"Households are getting by, whether it's by changing employers, working more hours, or even picking up a second or third job.

[But] don't get me wrong; that's not a sign of a healthy economy. Quite the contrary, in fact – we're having to work more hours to offset declining productivity and living standards. Additionally, many of the jobs created in our historically strong labour market were in government and related sectors, such as health care, social assistance, education and training, which accounted for two-thirds of jobs growth in 2023. Those are of course important jobs, but they're not all that productive or market-orientated, suggesting that the private sector is struggling.

Which brings me to my final point on wages: the risk for Australia is now stagflation (low growth and high inflation). NGDP growth at around 4.5%, combined with the lagged effect of nominal wage increases locked-in over multiple years (e.g., the NSW construction union is pushing for an unprecedented 26% increase over three years), could see measured inflation become 'sticky' at the same time as economic growth slows.

In such an environment, the RBA will struggle to justify rate cuts for fear of entrenching inflationary expectations even further, potentially condemning us to years of insipid growth in the absence of impactful economic reform."

The Albanese government's planned NDIS reforms can't come soon enough.

4. How to reduce debt, Jamaica style

According to the Parliamentary Budget Office, Australia's gross national government debt is projected to increase to nearly 60% of GDP by 2026-27, then start to decline, assuming our governments engage in "prudent fiscal management". The range of scenarios is huge, reflecting uncertainty about rates of growth, interest rates, and budget balances.

The purple line assumes 4.5% NGDP growth, 4.7% interest rates, and a 1.2% budget balance.

Currently, only two jurisdictions – WA and the NT – are forecasting a decline in net debt by 2026-27, and only on an underlying basis (i.e. excluding their off balance sheet "investments" that may or may not pay off). Let's just say that continues and our national debt doesn't just rise, but starts to increase above the PBO's upper bound. So what should a policymaker who wants to credible reduce Australia's debt burden do?

Thankfully a new paper released last week looked at the case of Jamaica (along with Ireland, Barbados, and Iceland), which was – and compared to Australia, still is – an economic basket case. Gross debt to GDP peaked at nearly 145% in 2012, so double the PBO's worst case for Australia. But Jamaica managed to pull itself out of that quagmire:

How? By adopting fiscal rules, and creating a partnership agreement between opposing political factions "which fostered a common belief that the burden of debt reduction would be widely and fairly shared":

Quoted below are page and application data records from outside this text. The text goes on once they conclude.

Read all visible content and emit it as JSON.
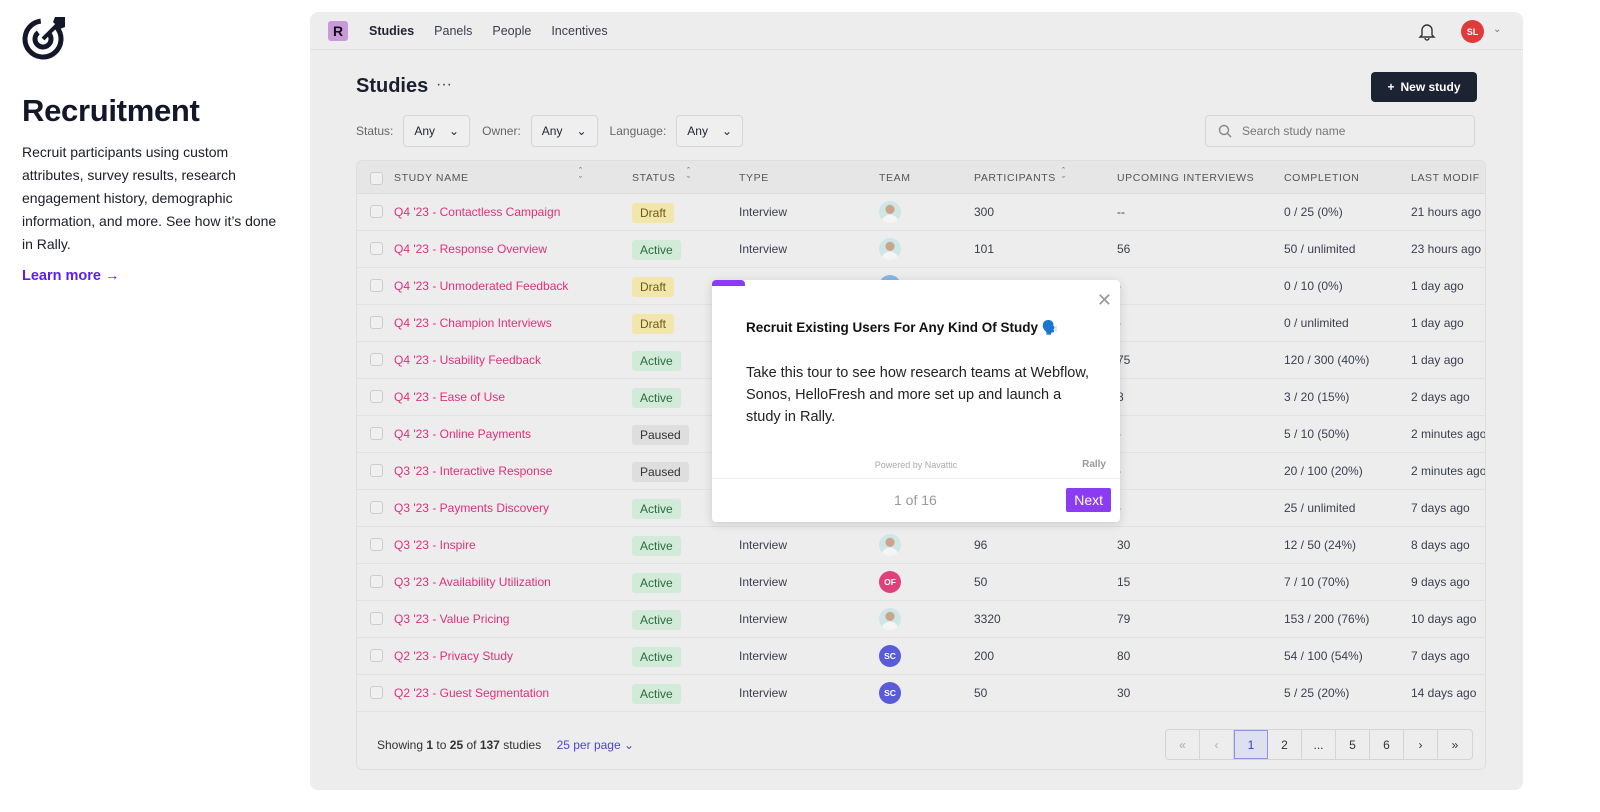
{
  "left": {
    "title": "Recruitment",
    "description": "Recruit participants using custom attributes, survey results, research engagement history, demographic information, and more. See how it’s done in Rally.",
    "learn_more": "Learn more →"
  },
  "nav": {
    "logo": "R",
    "items": [
      "Studies",
      "Panels",
      "People",
      "Incentives"
    ],
    "avatar": "SL",
    "avatar_color": "#e03a3a"
  },
  "page": {
    "title": "Studies",
    "more": "···",
    "new_study": "New study",
    "search_placeholder": "Search study name"
  },
  "filters": [
    {
      "label": "Status:",
      "value": "Any"
    },
    {
      "label": "Owner:",
      "value": "Any"
    },
    {
      "label": "Language:",
      "value": "Any"
    }
  ],
  "columns": [
    "STUDY NAME",
    "STATUS",
    "TYPE",
    "TEAM",
    "PARTICIPANTS",
    "UPCOMING INTERVIEWS",
    "COMPLETION",
    "LAST MODIF"
  ],
  "rows": [
    {
      "name": "Q4 '23 - Contactless Campaign",
      "status": "Draft",
      "type": "Interview",
      "team": "photo",
      "participants": "300",
      "upcoming": "--",
      "completion": "0 / 25 (0%)",
      "modified": "21 hours ago"
    },
    {
      "name": "Q4 '23 - Response Overview",
      "status": "Active",
      "type": "Interview",
      "team": "photo",
      "participants": "101",
      "upcoming": "56",
      "completion": "50 / unlimited",
      "modified": "23 hours ago"
    },
    {
      "name": "Q4 '23 - Unmoderated Feedback",
      "status": "Draft",
      "type": "",
      "team": "blue",
      "participants": "",
      "upcoming": "-",
      "completion": "0 / 10 (0%)",
      "modified": "1 day ago"
    },
    {
      "name": "Q4 '23 - Champion Interviews",
      "status": "Draft",
      "type": "",
      "team": "",
      "participants": "",
      "upcoming": "-",
      "completion": "0 / unlimited",
      "modified": "1 day ago"
    },
    {
      "name": "Q4 '23 - Usability Feedback",
      "status": "Active",
      "type": "",
      "team": "",
      "participants": "",
      "upcoming": "75",
      "completion": "120 / 300 (40%)",
      "modified": "1 day ago"
    },
    {
      "name": "Q4 '23 - Ease of Use",
      "status": "Active",
      "type": "",
      "team": "",
      "participants": "",
      "upcoming": "8",
      "completion": "3 / 20 (15%)",
      "modified": "2 days ago"
    },
    {
      "name": "Q4 '23 - Online Payments",
      "status": "Paused",
      "type": "",
      "team": "",
      "participants": "",
      "upcoming": "-",
      "completion": "5 / 10 (50%)",
      "modified": "2 minutes ago"
    },
    {
      "name": "Q3 '23 - Interactive Response",
      "status": "Paused",
      "type": "",
      "team": "",
      "participants": "",
      "upcoming": "-",
      "completion": "20 / 100 (20%)",
      "modified": "2 minutes ago"
    },
    {
      "name": "Q3 '23 - Payments Discovery",
      "status": "Active",
      "type": "",
      "team": "",
      "participants": "",
      "upcoming": "-",
      "completion": "25 / unlimited",
      "modified": "7 days ago"
    },
    {
      "name": "Q3 '23 - Inspire",
      "status": "Active",
      "type": "Interview",
      "team": "photo",
      "participants": "96",
      "upcoming": "30",
      "completion": "12 / 50 (24%)",
      "modified": "8 days ago"
    },
    {
      "name": "Q3 '23 - Availability Utilization",
      "status": "Active",
      "type": "Interview",
      "team": "OF",
      "team_color": "#e0407a",
      "participants": "50",
      "upcoming": "15",
      "completion": "7 / 10 (70%)",
      "modified": "9 days ago"
    },
    {
      "name": "Q3 '23 - Value Pricing",
      "status": "Active",
      "type": "Interview",
      "team": "photo",
      "participants": "3320",
      "upcoming": "79",
      "completion": "153 / 200 (76%)",
      "modified": "10 days ago"
    },
    {
      "name": "Q2 '23 - Privacy Study",
      "status": "Active",
      "type": "Interview",
      "team": "SC",
      "team_color": "#5a5bd8",
      "participants": "200",
      "upcoming": "80",
      "completion": "54 / 100 (54%)",
      "modified": "7 days ago"
    },
    {
      "name": "Q2 '23 - Guest Segmentation",
      "status": "Active",
      "type": "Interview",
      "team": "SC",
      "team_color": "#5a5bd8",
      "participants": "50",
      "upcoming": "30",
      "completion": "5 / 25 (20%)",
      "modified": "14 days ago"
    }
  ],
  "footer": {
    "showing": "Showing",
    "from": "1",
    "to_word": "to",
    "to": "25",
    "of_word": "of",
    "total": "137",
    "suffix": "studies",
    "per_page": "25 per page"
  },
  "pagination": [
    "«",
    "‹",
    "1",
    "2",
    "...",
    "5",
    "6",
    "›",
    "»"
  ],
  "pagination_current": "1",
  "tour": {
    "title": "Recruit Existing Users For Any Kind Of Study 🗣️",
    "body": "Take this tour to see how research teams at Webflow, Sonos, HelloFresh and more set up and launch a study in Rally.",
    "powered": "Powered by Navattic",
    "brand": "Rally",
    "step": "1 of 16",
    "step_current": 1,
    "step_total": 16,
    "next": "Next",
    "accent": "#8b3cf2"
  }
}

"The authors conclude that partnership agreements such as in Jamaica are most likely to be achieved in smaller countries where it easier to bring relevant stakeholders to the negotiation table. And they are most prevalent in small, open economies dependent on a few economic sectors and thus vulnerable to shocks, making cooperation on fiscal adjustment urgent."

"Small, open economies dependent on a few economic sectors". Sound familiar? Should the bottom ever drop out of iron ore, we may well need a similar playbook in Australia – and a leader capable of negotiating and deploying the fiscal rules needed to stem the bleeding, because we all know politicians find it very hard to do so without binding constraints.

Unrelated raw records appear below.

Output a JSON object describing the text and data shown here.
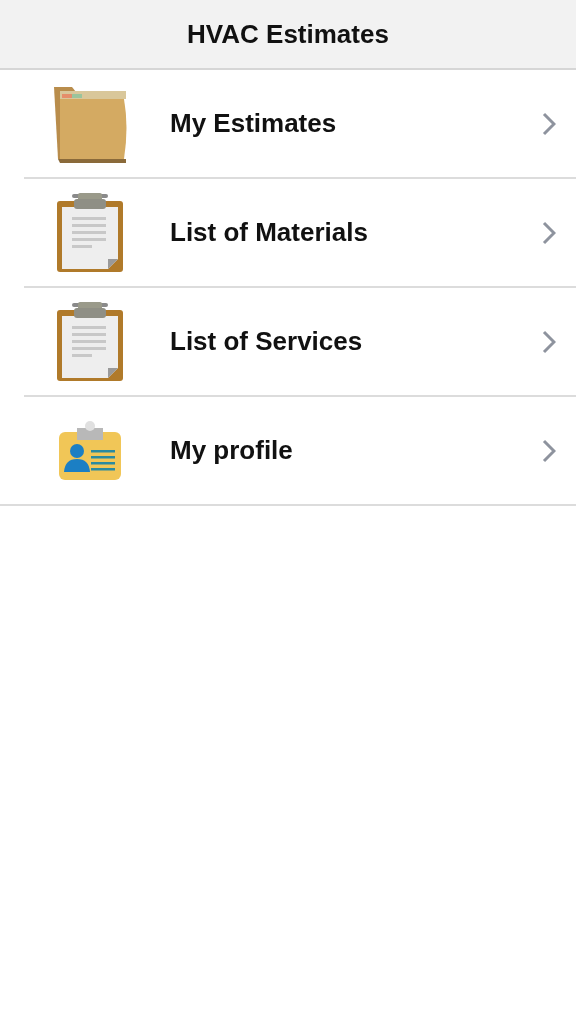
{
  "header": {
    "title": "HVAC Estimates"
  },
  "menu": [
    {
      "label": "My Estimates",
      "kind": "folder"
    },
    {
      "label": "List of Materials",
      "kind": "clipboard"
    },
    {
      "label": "List of Services",
      "kind": "clipboard"
    },
    {
      "label": "My profile",
      "kind": "idcard"
    }
  ]
}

5. If you missed it, from Aussienomics

A sticky, stagflationary mess – Australia risks "sticky" inflation if real wages start to outpace productivity, requiring higher rates longer and job losses as businesses start to adjust on the employment rather than not wage margin. Continued fiscal deficits also fan future inflation risks.

Brisbane should sprint from the Olympics – Brisbane should withdraw from hosting the 2032 Olympics. The cancellation costs will pale into comparison to the billions that will be wasted in cost overruns and the creation of underutilised facilities, funds which would be much better spent on other priorities.

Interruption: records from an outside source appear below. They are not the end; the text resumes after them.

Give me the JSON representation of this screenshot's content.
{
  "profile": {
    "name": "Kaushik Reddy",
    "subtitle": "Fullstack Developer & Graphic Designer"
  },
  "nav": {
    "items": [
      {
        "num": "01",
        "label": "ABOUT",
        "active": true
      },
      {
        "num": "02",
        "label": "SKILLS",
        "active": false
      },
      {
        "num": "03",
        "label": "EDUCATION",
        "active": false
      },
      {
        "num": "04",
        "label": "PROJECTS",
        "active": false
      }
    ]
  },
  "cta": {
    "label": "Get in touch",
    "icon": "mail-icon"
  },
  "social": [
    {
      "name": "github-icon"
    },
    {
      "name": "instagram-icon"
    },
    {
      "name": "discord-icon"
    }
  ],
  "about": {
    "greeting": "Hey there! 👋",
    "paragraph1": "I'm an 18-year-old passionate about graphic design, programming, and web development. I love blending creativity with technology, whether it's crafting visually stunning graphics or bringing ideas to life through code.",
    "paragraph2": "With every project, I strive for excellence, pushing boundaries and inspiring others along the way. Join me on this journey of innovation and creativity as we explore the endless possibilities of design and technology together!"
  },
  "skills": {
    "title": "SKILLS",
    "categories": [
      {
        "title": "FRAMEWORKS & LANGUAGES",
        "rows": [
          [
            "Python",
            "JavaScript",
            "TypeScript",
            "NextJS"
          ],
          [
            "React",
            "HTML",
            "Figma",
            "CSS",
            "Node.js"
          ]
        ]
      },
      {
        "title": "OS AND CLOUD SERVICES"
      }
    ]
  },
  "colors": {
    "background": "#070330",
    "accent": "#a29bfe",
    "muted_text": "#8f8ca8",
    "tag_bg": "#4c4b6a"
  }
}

6. BONUS: Even when wrong, models can be useful


Have a great weekend.